He planned to detonate three one-tonne truck bombs, made with ammonium nitrate, outside the Toronto Stock Exchange, the Front St. offices of Canada’s spy agency and a military base off Highway 401. To maximize casualties, he wanted to place metal chips in the bombs and detonate them at 9 a.m., when the downtown would be bustling.
“There can be no legitimate suggestion that this was not the real thing,” said Durno. “This was not a group of amateurs whose efforts were inevitably doomed to failure.”
Amara was among 18 people charged in the summer of 2006 after a complex investigation that involved numerous police and intelligence agencies, both domestic and international.
In October, he pleaded guilty to participating in the activity of a terrorist group and intending to cause an explosion that was likely to cause serious harm or death.
Amara was one of the leaders at a December 2005 training camp in Washago, Ont., where recruits listened to jihadi speeches and took up firearms training with a gun that he supplied. He had photos and maps of Parliament with him and sought approval or support from the Mujahideen overseas.
In the spring of 2006, he meticulously planned a deadly plot, hoping it would prompt Canadian military forces to withdraw from Afghanistan.

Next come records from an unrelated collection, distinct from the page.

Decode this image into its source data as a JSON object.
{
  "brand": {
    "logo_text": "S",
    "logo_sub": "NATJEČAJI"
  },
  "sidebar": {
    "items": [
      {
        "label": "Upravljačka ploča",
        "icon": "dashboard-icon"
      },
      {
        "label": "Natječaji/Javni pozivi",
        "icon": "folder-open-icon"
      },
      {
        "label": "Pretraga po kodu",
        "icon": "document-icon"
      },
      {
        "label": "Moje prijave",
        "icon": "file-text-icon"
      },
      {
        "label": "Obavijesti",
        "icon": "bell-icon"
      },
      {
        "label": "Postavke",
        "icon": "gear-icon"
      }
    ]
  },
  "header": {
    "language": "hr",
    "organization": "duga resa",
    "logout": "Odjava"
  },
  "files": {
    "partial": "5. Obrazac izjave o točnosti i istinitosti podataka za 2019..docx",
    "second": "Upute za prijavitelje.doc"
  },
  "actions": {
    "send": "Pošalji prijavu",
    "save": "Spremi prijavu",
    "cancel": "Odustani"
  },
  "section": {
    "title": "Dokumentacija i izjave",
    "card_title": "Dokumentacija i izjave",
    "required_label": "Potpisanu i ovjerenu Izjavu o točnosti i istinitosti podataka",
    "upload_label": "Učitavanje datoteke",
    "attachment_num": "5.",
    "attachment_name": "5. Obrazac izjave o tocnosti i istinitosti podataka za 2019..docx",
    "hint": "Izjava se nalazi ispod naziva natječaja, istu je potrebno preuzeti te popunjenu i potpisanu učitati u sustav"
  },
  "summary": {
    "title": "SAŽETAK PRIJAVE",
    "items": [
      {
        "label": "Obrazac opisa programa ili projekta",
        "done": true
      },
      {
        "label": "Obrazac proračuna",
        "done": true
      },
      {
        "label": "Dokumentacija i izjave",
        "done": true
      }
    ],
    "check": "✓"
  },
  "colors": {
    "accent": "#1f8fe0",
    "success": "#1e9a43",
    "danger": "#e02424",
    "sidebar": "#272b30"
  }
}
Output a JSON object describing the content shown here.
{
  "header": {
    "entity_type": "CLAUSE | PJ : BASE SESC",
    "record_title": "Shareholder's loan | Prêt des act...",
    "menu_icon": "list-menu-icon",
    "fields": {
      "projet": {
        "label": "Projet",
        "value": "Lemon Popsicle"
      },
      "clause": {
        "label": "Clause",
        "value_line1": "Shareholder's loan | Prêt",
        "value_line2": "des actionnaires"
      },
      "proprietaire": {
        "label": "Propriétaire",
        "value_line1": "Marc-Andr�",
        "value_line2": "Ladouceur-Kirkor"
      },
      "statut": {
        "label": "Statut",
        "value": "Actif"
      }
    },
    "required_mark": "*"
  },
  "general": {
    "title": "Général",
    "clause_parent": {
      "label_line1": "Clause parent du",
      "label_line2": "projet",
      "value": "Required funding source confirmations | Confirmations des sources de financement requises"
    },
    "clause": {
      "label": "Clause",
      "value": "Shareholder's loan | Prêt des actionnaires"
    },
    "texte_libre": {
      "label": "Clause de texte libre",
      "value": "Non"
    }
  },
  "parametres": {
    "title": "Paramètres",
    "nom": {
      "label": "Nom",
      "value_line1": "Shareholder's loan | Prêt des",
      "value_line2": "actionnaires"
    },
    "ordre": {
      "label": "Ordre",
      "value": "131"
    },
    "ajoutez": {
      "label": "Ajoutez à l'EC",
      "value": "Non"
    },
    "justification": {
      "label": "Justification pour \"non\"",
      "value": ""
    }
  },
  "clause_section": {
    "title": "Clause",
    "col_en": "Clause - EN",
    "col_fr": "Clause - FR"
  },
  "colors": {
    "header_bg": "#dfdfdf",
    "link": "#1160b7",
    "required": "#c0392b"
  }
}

Sadly, a successful terrorist plot wasn’t necessary for the Canadians to run out of Afghanistan:
An “odd guard guarding an embassy” is all that will be left of the Canadian Forces in Afghanistan next year. Thus Prime Minister Stephen Harper has declared, unchallenged, and as though it were only up to him to decide in the first place. Liberal leader Michael Ignatieff pledges to support only a “different role focusing on a humanitarian commitment,” indicating such open-mindedness as to risk having his brains fall out, and the New Democrats haven’t made a contribution to the discussion since their 2006 edict declaring that Canada should simply refuse the United Nations’ entreaties altogether because Afghanistan is just “not the right mission for Canada.”